                            http://www.ebay.co.uk/itm/1Axis-Nema...item2ed9845b84

                            Comment


                            • #29
                              Here you go, the socketed chips in the corner are opto couplers. :-


                              Stepper chip itself ,note this has not been cleaned of any thermal compound, this is how they came.


                              Size comparison if anyone is curious.


                              I've just bought 3 x HG6600's to replace the blown units, so the drivers can be reused on another project after a couple of changes to make them better. Unit price is 6e apiece from mouser. I'm going to use them on a larger volume replacement for my 3d printer.
                              Last edited by MrFluffy; 01-14-2015, 06:32 AM.

                              Comment


                              • #30
                                Impatience and oppertunity kicked in & I bought the 860 + motor combo listed for my 4th axis so we will see if its up to the job.
                                Z quill stepper motor tested (as the X!) , heads getting hoisted into home location this weekend. This is 30% jog speed and later on 0.01mm (0.0004") microstepping.

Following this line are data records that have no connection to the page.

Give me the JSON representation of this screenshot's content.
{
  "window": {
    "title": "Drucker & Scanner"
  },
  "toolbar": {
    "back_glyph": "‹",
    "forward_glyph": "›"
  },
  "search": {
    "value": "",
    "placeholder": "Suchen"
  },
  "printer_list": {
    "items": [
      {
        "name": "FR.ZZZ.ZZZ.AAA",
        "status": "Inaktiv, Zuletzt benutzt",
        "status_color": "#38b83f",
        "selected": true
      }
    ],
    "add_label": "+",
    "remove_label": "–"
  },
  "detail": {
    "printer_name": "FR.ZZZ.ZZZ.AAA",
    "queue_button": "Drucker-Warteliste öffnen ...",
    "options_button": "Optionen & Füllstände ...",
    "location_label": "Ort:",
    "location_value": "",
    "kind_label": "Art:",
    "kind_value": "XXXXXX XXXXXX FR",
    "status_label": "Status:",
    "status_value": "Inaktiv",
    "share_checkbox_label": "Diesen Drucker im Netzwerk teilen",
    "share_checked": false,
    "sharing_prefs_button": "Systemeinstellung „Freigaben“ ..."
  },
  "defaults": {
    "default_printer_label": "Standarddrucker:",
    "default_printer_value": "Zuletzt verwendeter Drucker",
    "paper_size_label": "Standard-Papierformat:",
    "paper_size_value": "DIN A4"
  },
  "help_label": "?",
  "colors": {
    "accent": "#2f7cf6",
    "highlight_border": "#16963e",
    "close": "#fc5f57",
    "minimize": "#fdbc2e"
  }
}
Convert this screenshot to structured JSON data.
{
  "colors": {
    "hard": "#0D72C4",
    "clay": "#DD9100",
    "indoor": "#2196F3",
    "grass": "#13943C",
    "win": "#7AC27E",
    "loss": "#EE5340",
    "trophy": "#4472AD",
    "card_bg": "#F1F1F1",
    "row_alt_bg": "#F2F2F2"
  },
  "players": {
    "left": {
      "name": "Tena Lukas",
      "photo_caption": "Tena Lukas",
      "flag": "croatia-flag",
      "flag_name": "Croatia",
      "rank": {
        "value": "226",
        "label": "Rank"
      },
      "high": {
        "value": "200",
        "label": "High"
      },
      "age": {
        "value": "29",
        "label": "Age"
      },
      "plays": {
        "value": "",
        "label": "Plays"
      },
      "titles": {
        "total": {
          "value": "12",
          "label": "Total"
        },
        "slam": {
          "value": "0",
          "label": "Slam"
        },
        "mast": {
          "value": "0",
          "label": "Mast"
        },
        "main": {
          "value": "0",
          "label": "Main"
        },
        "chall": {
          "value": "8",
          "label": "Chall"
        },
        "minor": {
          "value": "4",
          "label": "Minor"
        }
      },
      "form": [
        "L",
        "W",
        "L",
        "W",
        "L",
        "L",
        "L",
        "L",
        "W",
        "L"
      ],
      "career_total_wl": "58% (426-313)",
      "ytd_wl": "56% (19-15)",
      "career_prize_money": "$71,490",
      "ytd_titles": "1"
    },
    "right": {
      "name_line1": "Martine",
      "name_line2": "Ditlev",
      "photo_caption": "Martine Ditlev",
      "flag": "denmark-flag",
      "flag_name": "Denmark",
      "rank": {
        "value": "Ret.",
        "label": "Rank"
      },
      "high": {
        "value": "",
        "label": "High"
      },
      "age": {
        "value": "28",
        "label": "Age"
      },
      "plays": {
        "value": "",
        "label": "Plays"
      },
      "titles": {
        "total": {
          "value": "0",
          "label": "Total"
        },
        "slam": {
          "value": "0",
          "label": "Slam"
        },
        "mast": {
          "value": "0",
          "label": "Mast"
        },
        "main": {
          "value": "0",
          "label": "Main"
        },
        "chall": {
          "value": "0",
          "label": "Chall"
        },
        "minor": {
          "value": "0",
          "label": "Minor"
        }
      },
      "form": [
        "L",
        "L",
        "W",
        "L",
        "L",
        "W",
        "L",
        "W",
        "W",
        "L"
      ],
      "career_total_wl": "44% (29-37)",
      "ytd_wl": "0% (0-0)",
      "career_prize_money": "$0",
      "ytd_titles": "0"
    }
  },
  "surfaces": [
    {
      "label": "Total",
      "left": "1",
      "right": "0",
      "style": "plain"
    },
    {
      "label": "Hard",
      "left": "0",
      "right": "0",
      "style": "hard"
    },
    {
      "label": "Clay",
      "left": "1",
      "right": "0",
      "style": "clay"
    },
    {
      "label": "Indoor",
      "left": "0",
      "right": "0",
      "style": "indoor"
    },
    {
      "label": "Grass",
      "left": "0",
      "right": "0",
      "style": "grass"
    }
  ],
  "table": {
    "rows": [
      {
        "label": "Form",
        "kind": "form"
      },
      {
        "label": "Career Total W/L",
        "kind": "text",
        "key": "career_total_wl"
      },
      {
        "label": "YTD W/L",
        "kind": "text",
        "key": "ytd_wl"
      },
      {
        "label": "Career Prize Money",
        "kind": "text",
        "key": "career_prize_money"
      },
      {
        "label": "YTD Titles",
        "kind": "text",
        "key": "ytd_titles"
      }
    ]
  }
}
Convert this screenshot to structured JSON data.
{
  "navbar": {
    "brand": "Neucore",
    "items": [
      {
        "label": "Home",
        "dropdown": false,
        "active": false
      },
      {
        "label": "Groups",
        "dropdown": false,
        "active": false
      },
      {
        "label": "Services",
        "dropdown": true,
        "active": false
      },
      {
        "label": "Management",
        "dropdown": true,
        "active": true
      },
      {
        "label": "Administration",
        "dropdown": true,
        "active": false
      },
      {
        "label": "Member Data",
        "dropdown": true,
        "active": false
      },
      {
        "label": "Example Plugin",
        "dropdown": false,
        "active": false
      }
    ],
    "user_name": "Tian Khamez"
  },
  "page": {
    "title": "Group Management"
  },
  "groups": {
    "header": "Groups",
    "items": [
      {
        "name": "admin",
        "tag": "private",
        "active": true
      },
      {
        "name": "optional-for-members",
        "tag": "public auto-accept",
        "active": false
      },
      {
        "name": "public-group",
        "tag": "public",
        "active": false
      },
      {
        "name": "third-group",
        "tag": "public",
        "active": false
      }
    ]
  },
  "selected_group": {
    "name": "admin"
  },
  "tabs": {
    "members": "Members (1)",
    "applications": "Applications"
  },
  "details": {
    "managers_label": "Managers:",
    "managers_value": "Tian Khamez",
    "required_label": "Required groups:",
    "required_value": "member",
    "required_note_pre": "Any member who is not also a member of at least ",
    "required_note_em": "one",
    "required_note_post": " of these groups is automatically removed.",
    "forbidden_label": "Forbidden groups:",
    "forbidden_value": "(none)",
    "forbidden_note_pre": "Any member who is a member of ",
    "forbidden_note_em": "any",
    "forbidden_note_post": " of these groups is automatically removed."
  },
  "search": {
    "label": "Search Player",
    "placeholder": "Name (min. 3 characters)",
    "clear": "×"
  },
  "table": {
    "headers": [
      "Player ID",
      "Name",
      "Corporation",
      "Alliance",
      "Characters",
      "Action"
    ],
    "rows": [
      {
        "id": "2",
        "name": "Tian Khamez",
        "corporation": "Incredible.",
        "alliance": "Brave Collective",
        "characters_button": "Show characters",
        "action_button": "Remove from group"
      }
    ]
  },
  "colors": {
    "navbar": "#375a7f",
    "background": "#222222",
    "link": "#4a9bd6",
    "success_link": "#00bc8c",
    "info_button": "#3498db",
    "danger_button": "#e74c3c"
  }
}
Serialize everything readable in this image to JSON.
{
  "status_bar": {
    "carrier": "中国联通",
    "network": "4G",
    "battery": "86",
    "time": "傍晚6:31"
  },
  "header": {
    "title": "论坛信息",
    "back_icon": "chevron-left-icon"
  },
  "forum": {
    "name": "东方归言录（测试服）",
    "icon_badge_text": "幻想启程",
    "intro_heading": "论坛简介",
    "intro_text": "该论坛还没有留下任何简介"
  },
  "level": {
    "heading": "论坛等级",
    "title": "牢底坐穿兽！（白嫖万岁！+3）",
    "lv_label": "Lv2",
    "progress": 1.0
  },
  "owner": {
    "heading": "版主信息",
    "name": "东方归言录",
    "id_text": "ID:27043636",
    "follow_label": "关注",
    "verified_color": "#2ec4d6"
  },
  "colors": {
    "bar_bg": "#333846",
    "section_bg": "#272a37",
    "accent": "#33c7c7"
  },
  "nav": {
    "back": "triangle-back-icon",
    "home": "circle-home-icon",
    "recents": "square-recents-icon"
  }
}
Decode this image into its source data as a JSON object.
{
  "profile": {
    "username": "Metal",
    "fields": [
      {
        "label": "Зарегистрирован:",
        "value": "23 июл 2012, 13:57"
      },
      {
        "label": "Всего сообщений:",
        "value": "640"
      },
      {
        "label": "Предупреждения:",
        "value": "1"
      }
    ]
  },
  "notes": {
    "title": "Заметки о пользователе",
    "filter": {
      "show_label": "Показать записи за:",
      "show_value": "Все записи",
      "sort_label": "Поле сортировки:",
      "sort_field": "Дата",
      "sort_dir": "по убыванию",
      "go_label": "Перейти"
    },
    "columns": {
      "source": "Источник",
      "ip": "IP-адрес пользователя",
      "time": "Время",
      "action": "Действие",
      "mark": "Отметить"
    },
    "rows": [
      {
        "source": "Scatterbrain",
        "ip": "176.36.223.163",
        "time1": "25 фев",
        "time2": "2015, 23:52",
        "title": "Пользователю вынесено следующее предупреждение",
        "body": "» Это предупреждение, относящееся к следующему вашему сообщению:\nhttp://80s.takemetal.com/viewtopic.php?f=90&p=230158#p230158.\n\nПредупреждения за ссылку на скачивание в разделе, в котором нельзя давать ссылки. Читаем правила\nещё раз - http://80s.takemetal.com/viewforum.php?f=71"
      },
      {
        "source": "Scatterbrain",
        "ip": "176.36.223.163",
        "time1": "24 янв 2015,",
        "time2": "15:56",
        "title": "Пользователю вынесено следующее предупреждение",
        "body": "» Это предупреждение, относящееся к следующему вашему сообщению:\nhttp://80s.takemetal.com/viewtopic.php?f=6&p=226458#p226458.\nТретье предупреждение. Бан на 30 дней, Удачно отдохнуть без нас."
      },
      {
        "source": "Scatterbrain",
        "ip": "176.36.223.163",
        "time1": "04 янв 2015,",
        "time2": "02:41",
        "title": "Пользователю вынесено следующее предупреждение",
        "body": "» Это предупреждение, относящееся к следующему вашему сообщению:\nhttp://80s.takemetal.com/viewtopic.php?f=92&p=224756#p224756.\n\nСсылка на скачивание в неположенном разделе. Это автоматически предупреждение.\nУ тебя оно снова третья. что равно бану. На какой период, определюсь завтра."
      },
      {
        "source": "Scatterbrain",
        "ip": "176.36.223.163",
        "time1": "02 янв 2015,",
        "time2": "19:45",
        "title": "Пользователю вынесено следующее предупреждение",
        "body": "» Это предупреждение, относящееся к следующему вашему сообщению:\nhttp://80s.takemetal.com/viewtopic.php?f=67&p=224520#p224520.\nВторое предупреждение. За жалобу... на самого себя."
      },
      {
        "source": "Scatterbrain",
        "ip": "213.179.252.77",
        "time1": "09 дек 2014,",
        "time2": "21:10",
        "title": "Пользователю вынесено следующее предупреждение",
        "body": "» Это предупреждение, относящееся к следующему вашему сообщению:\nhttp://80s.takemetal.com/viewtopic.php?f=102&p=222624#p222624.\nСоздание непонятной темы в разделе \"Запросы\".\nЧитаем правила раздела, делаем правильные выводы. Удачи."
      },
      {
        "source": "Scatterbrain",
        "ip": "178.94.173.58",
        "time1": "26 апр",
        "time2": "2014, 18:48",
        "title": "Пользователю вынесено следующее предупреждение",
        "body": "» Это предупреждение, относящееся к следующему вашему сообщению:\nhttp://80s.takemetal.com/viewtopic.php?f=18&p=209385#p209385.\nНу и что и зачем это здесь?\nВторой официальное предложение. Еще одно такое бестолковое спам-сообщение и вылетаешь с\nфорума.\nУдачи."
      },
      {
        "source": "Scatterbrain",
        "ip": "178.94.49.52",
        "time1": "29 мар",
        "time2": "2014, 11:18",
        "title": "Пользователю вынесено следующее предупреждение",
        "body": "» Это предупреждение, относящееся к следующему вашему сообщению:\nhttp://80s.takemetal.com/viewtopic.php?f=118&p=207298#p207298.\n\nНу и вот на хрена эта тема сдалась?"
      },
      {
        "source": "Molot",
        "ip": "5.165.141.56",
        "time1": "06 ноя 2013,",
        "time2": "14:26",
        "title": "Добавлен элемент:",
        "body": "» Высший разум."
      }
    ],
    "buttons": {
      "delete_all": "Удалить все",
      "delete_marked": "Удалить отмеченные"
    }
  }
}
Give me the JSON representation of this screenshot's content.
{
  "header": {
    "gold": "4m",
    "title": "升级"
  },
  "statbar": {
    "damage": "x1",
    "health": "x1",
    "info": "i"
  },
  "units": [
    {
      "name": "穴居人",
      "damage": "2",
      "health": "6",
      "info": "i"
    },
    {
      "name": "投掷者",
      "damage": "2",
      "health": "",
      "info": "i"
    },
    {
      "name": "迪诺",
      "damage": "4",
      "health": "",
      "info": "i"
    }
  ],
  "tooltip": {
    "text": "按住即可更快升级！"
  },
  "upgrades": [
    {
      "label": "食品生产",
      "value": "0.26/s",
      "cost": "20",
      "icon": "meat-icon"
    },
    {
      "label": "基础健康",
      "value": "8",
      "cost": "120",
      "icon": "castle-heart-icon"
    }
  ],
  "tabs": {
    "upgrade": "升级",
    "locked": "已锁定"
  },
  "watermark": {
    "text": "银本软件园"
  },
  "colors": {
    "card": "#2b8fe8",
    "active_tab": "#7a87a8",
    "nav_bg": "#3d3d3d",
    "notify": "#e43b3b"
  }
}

I can make it goes finer as there are finer microstep settings, but I don't see the point.
                                https://www.youtube.com/watch?v=k1gKDYHi4jQ

                                Comment

                                Working...
                                X